_Materials provided:_
┌──

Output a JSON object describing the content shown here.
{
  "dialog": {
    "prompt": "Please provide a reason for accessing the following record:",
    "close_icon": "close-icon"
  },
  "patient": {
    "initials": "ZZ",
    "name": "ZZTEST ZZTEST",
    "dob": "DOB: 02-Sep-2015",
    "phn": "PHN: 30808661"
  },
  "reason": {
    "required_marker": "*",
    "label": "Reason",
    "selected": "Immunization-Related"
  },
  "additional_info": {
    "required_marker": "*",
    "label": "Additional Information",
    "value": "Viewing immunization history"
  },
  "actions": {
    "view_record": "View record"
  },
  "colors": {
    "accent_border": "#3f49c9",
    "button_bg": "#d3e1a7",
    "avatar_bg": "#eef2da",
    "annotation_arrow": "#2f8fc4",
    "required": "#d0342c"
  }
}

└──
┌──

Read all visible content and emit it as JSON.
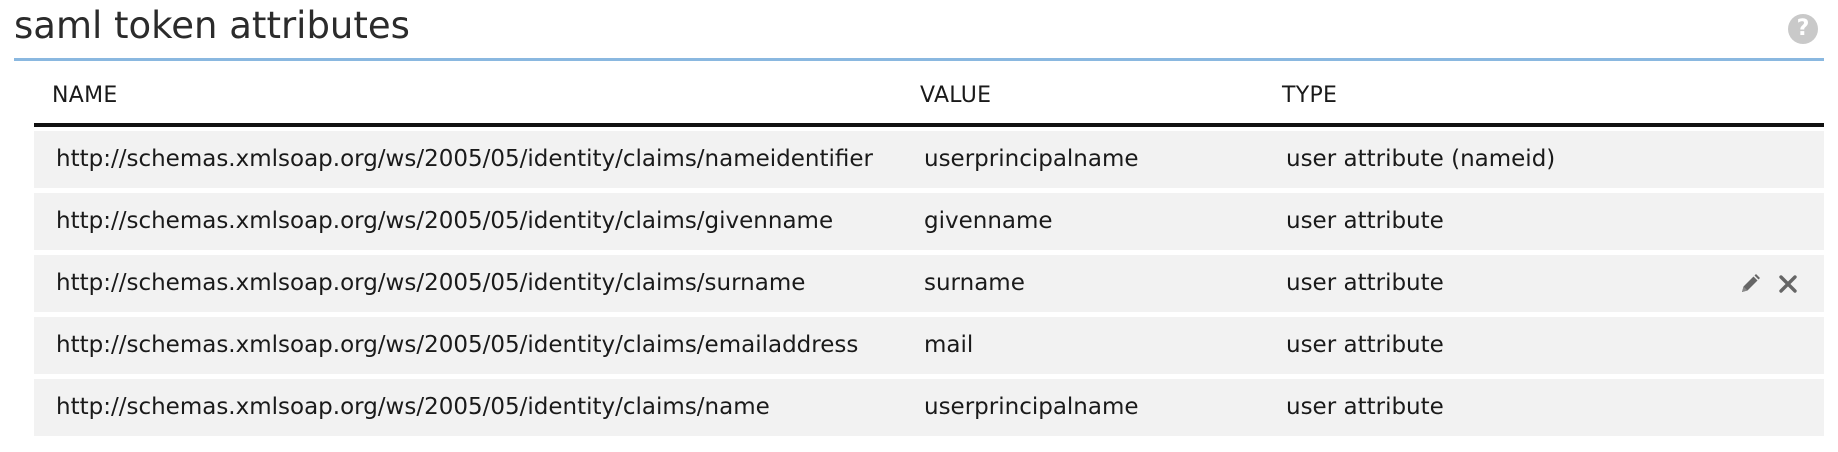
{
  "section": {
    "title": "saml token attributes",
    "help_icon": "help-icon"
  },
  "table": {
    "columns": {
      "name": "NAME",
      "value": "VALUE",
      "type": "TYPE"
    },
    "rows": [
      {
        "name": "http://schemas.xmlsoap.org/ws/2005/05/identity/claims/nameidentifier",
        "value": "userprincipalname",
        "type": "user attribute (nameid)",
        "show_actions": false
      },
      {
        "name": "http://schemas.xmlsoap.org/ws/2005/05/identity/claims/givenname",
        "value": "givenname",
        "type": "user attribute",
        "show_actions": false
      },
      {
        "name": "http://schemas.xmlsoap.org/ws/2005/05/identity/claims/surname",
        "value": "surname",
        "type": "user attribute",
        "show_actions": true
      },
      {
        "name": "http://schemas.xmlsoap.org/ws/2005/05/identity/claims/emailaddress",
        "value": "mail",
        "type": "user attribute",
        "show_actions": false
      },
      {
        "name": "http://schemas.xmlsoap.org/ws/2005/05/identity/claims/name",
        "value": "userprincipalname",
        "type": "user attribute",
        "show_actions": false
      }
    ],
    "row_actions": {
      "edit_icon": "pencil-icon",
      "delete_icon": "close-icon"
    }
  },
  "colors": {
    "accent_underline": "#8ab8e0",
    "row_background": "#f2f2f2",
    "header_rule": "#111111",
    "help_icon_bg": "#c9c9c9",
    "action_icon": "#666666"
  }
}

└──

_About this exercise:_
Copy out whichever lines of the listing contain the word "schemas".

_Output for this exercise:_
        "name": "http://schemas.xmlsoap.org/ws/2005/05/identity/claims/nameidentifier",
        "name": "http://schemas.xmlsoap.org/ws/2005/05/identity/claims/givenname",
        "name": "http://schemas.xmlsoap.org/ws/2005/05/identity/claims/surname",
        "name": "http://schemas.xmlsoap.org/ws/2005/05/identity/claims/emailaddress",
        "name": "http://schemas.xmlsoap.org/ws/2005/05/identity/claims/name",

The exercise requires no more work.